Worldwide, 330 people die of measles every day. According to the World Health Organization, in 2012 there were 122,000 measles deaths globally which means measles remains among the leading causes of death among young children despite the availability of an effective vaccine. So any uptick in this disease anywhere is worth paying attention to.

4) Health systems in West Africa are falling apart

Some of the larger, systemic issues that have been worsened by Ebola have been shelved — but they may kill more people than Ebola ever will. With all eyes on crisis management, few people are thinking about what the virus has done to the routine work of local health systems. The short answer: devastation.

burden
(Graph via Institute of Health Metrics and Evaluation, 2013)

Ebola has stretched the already weak health systems of Guinea, Liberia and Sierra Leone to the very edge and beyond. Many of the few hospitals in these West African countries have closed because of Ebola. Doctors and nurses have died, or have walked off the job out of fear. This means that people with non-Ebola health needs — childhood vaccines, broken arms, maternity check-ins, HIV/AIDS testing or treatment — are not getting the care they would normally.

Though these effects are more difficult to count than Ebola cases and deaths, the outcome of such stress on the health system is going to be an avalanche of ill-health and untreated conditions.

So the real Ebola death toll in West Africa is much higher than reported for two reasons: there is widespread under-counting of cases, the World Health Organization has warned. But it's also that most Ebola victims are not dying from the virus itself but from everything else for which health systems can no longer offer care.

The one thing we often ignore that drives all health

Wealth disparities may not stir up our fear or capture our attention the way an exotic virus does, but they are probably the single most important influence on health everywhere.

Study after study has shown that being poor doesn't just affect health by lowering people's access to health care, but also by affecting the pre-conditions needed to live a healthy life, such as the ability to purchase healthy food, live in a clean environment, work in safe places, be free from violence, and demand fair treatment.

And it's not just the poorest of the poor we need to worry about. Perhaps the most surprising thing about poverty is that it affects health everywhere and produces what has been called a social gradient in health. This is how the World Health Organization explains it:

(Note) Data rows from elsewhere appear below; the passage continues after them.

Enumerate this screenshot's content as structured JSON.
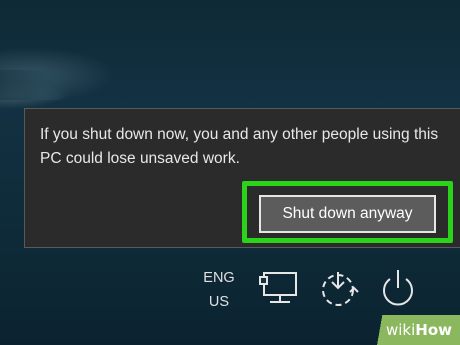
{
  "dialog": {
    "message": "If you shut down now, you and any other people using this PC could lose unsaved work.",
    "confirm_label": "Shut down anyway"
  },
  "taskbar": {
    "language_line1": "ENG",
    "language_line2": "US",
    "icons": [
      "network-icon",
      "sync-icon",
      "power-icon"
    ]
  },
  "watermark": {
    "prefix": "wiki",
    "suffix": "How"
  },
  "colors": {
    "highlight": "#2bd41a",
    "dialog_bg": "#2b2b2b",
    "button_bg": "#5c5c5c"
  }
}
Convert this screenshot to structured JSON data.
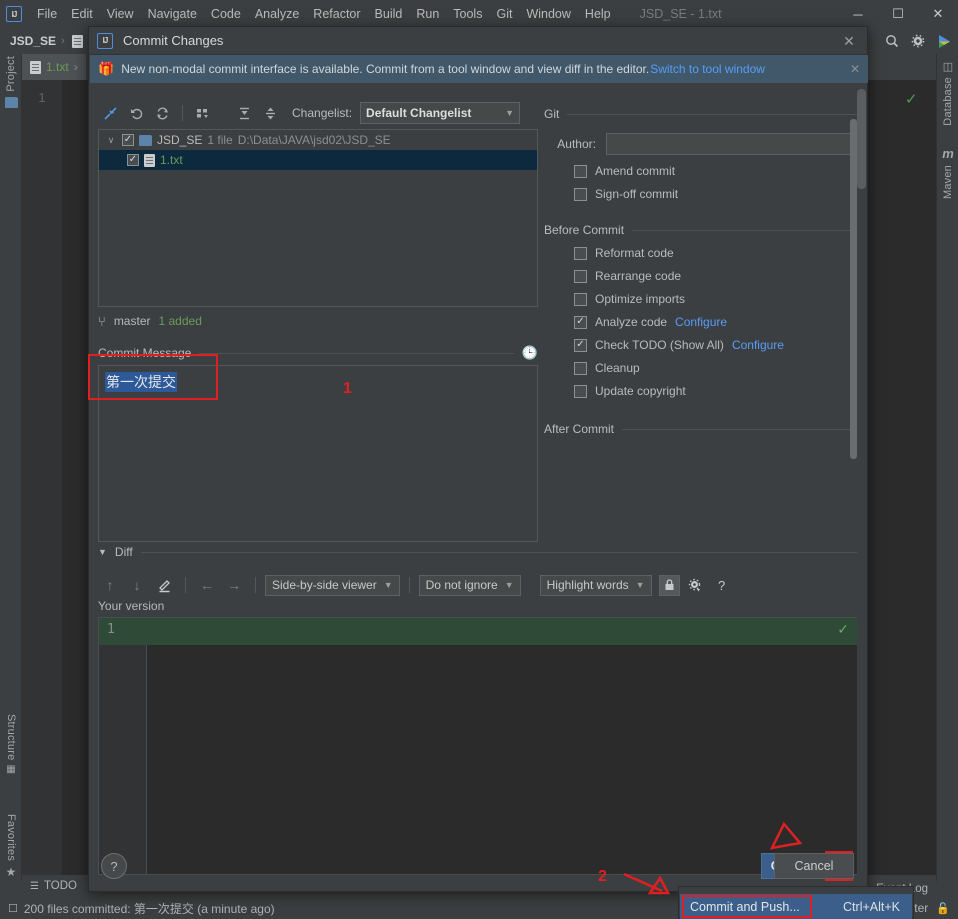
{
  "app": {
    "window_title": "JSD_SE - 1.txt",
    "logo_text": "IJ",
    "menu": [
      "File",
      "Edit",
      "View",
      "Navigate",
      "Code",
      "Analyze",
      "Refactor",
      "Build",
      "Run",
      "Tools",
      "Git",
      "Window",
      "Help"
    ],
    "window_controls": {
      "minimize": "─",
      "maximize": "☐",
      "close": "✕"
    }
  },
  "navbar": {
    "crumb_project": "JSD_SE",
    "crumb_sep": "›",
    "icons": [
      "search-icon",
      "gear-icon",
      "run-icon"
    ]
  },
  "editor": {
    "tab_label": "1.txt",
    "tab_sep": "›",
    "line_number": "1",
    "check_mark": "✓"
  },
  "left_strip": {
    "project": "Project",
    "structure": "Structure",
    "favorites": "Favorites"
  },
  "right_strip": {
    "database": "Database",
    "maven": "Maven",
    "maven_icon": "m"
  },
  "dialog": {
    "title": "Commit Changes",
    "close": "✕",
    "banner": {
      "icon": "🎁",
      "text": "New non-modal commit interface is available. Commit from a tool window and view diff in the editor.",
      "link": "Switch to tool window",
      "close": "✕"
    },
    "changelist": {
      "label": "Changelist:",
      "selected": "Default Changelist",
      "carat": "▼",
      "toolbar_icons": [
        "collapse-selection-icon",
        "rollback-icon",
        "refresh-icon",
        "group-by-icon",
        "expand-all-icon",
        "collapse-all-icon"
      ],
      "tree": {
        "root": {
          "twisty": "∨",
          "checked": "✓",
          "name": "JSD_SE",
          "count": "1 file",
          "path": "D:\\Data\\JAVA\\jsd02\\JSD_SE"
        },
        "child": {
          "checked": "✓",
          "name": "1.txt"
        }
      }
    },
    "branch": {
      "icon": "⑂",
      "name": "master",
      "status": "1 added"
    },
    "commit_message": {
      "header": "Commit Message",
      "history_icon": "🕒",
      "value": "第一次提交"
    },
    "git": {
      "header": "Git",
      "author_label": "Author:",
      "author_value": "",
      "amend_commit": {
        "label": "Amend commit",
        "checked": false
      },
      "signoff_commit": {
        "label": "Sign-off commit",
        "checked": false
      }
    },
    "before_commit": {
      "header": "Before Commit",
      "items": [
        {
          "label": "Reformat code",
          "checked": false,
          "link": ""
        },
        {
          "label": "Rearrange code",
          "checked": false,
          "link": ""
        },
        {
          "label": "Optimize imports",
          "checked": false,
          "link": ""
        },
        {
          "label": "Analyze code",
          "checked": true,
          "link": "Configure"
        },
        {
          "label": "Check TODO (Show All)",
          "checked": true,
          "link": "Configure"
        },
        {
          "label": "Cleanup",
          "checked": false,
          "link": ""
        },
        {
          "label": "Update copyright",
          "checked": false,
          "link": ""
        }
      ]
    },
    "after_commit": {
      "header": "After Commit"
    },
    "diff": {
      "header": "Diff",
      "twisty": "▼",
      "nav_icons": [
        "previous-difference-icon",
        "next-difference-icon",
        "edit-icon",
        "arrow-left-icon",
        "arrow-right-icon"
      ],
      "viewer_mode": "Side-by-side viewer",
      "whitespace_mode": "Do not ignore",
      "highlight_mode": "Highlight words",
      "carat": "▼",
      "lock_icon": "🔒",
      "settings_icon": "⚙",
      "help_icon": "?",
      "your_version_label": "Your version",
      "line_number": "1",
      "added_check": "✓"
    },
    "buttons": {
      "help": "?",
      "commit": "Commit",
      "commit_arrow": "▼",
      "cancel": "Cancel"
    },
    "popup_menu": {
      "label": "Commit and Push...",
      "shortcut": "Ctrl+Alt+K"
    }
  },
  "annotations": {
    "one": "1",
    "two": "2",
    "color": "#e02020"
  },
  "statusbar": {
    "message": "200 files committed: 第一次提交 (a minute ago)",
    "todo_tab": "TODO",
    "event_log": "Event Log",
    "branch": "ster",
    "lock_icon": "🔓"
  },
  "colors": {
    "accent_blue": "#3b5f8a",
    "link_blue": "#589df6",
    "annotation_red": "#e02020",
    "added_green": "#2f4a36",
    "selection_blue": "#2d5899",
    "banner_bg": "#41586b"
  }
}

The poorest of the poor, around the world, have the worst health. Within countries, the evidence shows that in general the lower an individual’s socioeconomic position the worse their health. There is a social gradient in health that runs from top to bottom of the socioeconomic spectrum. This is a global phenomenon, seen in low, middle and high income countries. The social gradient in health means that health inequities affect everyone.

For example, if you look at under-5 mortality rates by levels of household wealth you see that within counties the relation between socioeconomic level and health is graded. The poorest have the highest under-5 mortality rates, and people in the second highest quintile of household wealth have higher mortality in their offspring than those in the highest quintile. This is the social gradient in health.

This effect is present in poor and rich countries alike. Take the United Kingdom as an example, where we see that death rates for groups of people steadily increasing as you go from least deprived to most deprived:

UK death rates in by deprivation twentieths, 1999-2003

(Courtesy of the World Health Organization)

The Ebola epidemic highlighted the fact that inequalities in health are driven by inequalities in wealth. As we saw this year, Ebola has been a treatable disease in America, but it’s deadly in Africa, where the survival rate has hovered around 30 percent. It's poverty that underlies this gap and many others that affect health.

While the Ebola outbreak has corralled global attention, we need to remember that the driving forces behind so much ill-health around the world are often less cinematic and frightening, perhaps even less newsworthy, but far more insidious.